Every line containing the word "text" must be pulled from the records.

START Provided material

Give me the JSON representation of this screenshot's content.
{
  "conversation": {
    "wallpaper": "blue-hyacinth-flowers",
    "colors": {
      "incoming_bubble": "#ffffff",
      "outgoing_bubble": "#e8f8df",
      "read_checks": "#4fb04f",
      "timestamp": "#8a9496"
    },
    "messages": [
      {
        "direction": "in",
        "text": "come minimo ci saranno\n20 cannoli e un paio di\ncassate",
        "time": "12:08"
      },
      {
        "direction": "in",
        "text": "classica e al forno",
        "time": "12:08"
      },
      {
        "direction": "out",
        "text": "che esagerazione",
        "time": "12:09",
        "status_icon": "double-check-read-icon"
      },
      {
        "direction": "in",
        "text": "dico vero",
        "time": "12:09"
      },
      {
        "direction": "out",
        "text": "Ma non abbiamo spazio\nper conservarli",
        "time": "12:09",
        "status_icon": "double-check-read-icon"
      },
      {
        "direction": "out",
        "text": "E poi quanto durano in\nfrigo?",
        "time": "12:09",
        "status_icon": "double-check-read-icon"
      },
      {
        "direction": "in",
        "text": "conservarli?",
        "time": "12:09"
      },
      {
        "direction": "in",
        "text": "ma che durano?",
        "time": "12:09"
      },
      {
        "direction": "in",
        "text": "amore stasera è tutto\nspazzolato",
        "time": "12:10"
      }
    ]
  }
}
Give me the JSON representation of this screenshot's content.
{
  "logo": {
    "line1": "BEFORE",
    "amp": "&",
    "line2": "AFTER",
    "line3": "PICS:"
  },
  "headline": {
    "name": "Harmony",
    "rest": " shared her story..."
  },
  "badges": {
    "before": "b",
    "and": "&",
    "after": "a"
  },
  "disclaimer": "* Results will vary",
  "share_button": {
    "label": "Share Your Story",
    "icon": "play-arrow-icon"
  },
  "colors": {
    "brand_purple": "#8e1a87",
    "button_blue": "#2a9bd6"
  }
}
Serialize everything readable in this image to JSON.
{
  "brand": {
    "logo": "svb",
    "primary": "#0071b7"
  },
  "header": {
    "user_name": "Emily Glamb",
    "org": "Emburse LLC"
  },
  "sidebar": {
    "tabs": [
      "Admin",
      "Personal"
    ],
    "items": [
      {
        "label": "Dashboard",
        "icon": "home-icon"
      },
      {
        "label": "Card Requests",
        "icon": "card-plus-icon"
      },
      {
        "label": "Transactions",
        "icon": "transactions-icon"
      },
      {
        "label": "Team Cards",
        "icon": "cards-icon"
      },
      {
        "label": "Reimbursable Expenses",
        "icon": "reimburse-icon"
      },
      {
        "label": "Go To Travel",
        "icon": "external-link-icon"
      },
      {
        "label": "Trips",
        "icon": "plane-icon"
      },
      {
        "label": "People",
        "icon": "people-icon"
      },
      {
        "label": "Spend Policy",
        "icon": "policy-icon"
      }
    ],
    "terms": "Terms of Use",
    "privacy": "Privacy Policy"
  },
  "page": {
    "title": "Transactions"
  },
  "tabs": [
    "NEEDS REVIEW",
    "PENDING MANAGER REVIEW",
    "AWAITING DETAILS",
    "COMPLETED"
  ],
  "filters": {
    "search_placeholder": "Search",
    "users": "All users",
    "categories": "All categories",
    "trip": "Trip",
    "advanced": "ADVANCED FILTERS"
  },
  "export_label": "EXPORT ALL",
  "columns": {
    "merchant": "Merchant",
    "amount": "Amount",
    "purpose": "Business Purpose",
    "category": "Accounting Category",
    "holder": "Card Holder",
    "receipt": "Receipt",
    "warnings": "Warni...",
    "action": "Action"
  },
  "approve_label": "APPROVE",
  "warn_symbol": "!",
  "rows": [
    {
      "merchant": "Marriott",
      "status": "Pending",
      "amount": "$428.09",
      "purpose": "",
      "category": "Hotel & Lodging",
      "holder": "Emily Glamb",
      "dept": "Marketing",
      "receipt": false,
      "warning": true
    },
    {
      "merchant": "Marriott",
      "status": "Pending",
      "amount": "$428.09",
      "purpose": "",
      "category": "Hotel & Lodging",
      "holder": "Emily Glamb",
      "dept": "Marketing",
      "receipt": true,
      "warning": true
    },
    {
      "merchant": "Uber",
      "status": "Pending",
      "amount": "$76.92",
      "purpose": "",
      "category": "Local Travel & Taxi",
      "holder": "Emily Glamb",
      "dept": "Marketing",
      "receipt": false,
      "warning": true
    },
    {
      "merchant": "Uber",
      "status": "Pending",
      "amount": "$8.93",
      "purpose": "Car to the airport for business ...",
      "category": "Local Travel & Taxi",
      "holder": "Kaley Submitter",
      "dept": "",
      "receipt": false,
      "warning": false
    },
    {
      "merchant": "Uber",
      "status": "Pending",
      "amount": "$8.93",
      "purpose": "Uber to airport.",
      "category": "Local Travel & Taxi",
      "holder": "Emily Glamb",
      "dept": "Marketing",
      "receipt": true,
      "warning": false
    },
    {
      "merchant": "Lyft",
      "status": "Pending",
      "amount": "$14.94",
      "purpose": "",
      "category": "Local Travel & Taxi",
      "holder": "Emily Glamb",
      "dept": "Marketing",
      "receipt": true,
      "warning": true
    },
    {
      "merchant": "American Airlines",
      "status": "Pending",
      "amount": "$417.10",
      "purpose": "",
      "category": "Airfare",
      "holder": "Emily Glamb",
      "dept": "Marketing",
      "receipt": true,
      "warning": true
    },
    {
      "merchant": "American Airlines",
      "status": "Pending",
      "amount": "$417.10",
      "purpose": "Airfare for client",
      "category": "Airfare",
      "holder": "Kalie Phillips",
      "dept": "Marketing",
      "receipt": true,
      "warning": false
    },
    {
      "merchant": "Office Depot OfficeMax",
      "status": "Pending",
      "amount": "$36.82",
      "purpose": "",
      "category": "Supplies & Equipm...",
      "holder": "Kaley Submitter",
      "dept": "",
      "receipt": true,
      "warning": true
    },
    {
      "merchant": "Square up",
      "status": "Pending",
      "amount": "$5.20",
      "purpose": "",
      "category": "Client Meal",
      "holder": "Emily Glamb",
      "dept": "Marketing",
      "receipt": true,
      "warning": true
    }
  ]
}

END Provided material

_Solution to this problem_
        "text": "come minimo ci saranno\n20 cannoli e un paio di\ncassate",
        "text": "classica e al forno",
        "text": "che esagerazione",
        "text": "dico vero",
        "text": "Ma non abbiamo spazio\nper conservarli",
        "text": "E poi quanto durano in\nfrigo?",
        "text": "conservarli?",
        "text": "ma che durano?",
        "text": "amore stasera è tutto\nspazzolato",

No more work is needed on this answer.